An Interview with Newish Teacher: Mr. Marricco
Alicia introduces Mr. Marricco, New-ish English Teacher
Mr. Marricco came to Franklin High School in the fall of 2020; this is his second school year at Franklin High School and only his third year in New Jersey. This New Yorker moved here when he became a teacher. Prior to joining the FHS faculty he taught in Newark at West Side High School, which was his first year of teaching. He said, “I was a career-changer and came to teaching via a long, twisty professional journey that included coaching high school rowing, business development for a social network start-up, psychiatric research, and nonprofit development with civil rights, social service, and conservation organizations.”
What has it been like teaching physically instead of virtual like last year?
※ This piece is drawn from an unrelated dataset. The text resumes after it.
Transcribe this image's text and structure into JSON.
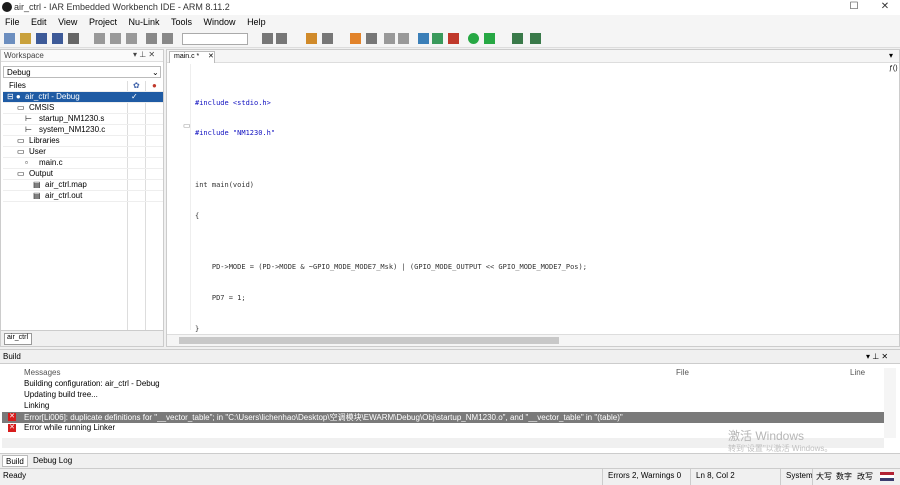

Teaching in-person this year has had its pros and cons, and it isn’t quite the same as it was pre-pandemic. Teaching into the abyss of blank Zoom screens was draining--mentally and emotionally--and I think many students found it just as difficult to learn virtually. This year, there is definitely more energy and engagement among my students, and I think we are all benefiting from socializing together again--even if it is still in masks and at a distance from one another. There are still some limitations to the ways we can teach and learn...there’s going to be an adjustment period in which both students and teachers will need to reorient themselves to a new normal to reset their mindsets and expectations: this is your education, it’s real, it counts and it matters.
How have you gotten to know your students since you’ve been here?
I like to spend the first week or two of every year getting to know my students and offering opportunities & activities for students to get to know themselves. Part of that is also establishing a safe space in my classrooms, so that folks feel comfortable engaging not only with me but also with one another. Relationships take time. I’ve always found that I get to know students best in the little interactions: before and between classes, in the halls, during office hours. This was how I connected with my teachers and professors as well, and being able to have those organic conversations is something I really missed while we were remote.
Why did you choose to work at a high school?
There are a couple of reasons. Part of it has to do with my academic interests, style of teaching, professional goals, and my personality. High school was really hard for me... but it was also an incredibly impactful and transformative time in my life, as it is for many folks. The rigor of my high school education and the support I received from teachers, mentors, and friends really helped me figure out my values and goals--who I wanted to be and what kind of life I wanted to lead--and really set me up for my future academic and professional success. As a developmental stage in life, it’s a big one, and if I can be just a small positive role in that for my students, then it’s all worth it in the end.
Thank you Mr. Marricco, for your time. We are glad to have you here at FHS!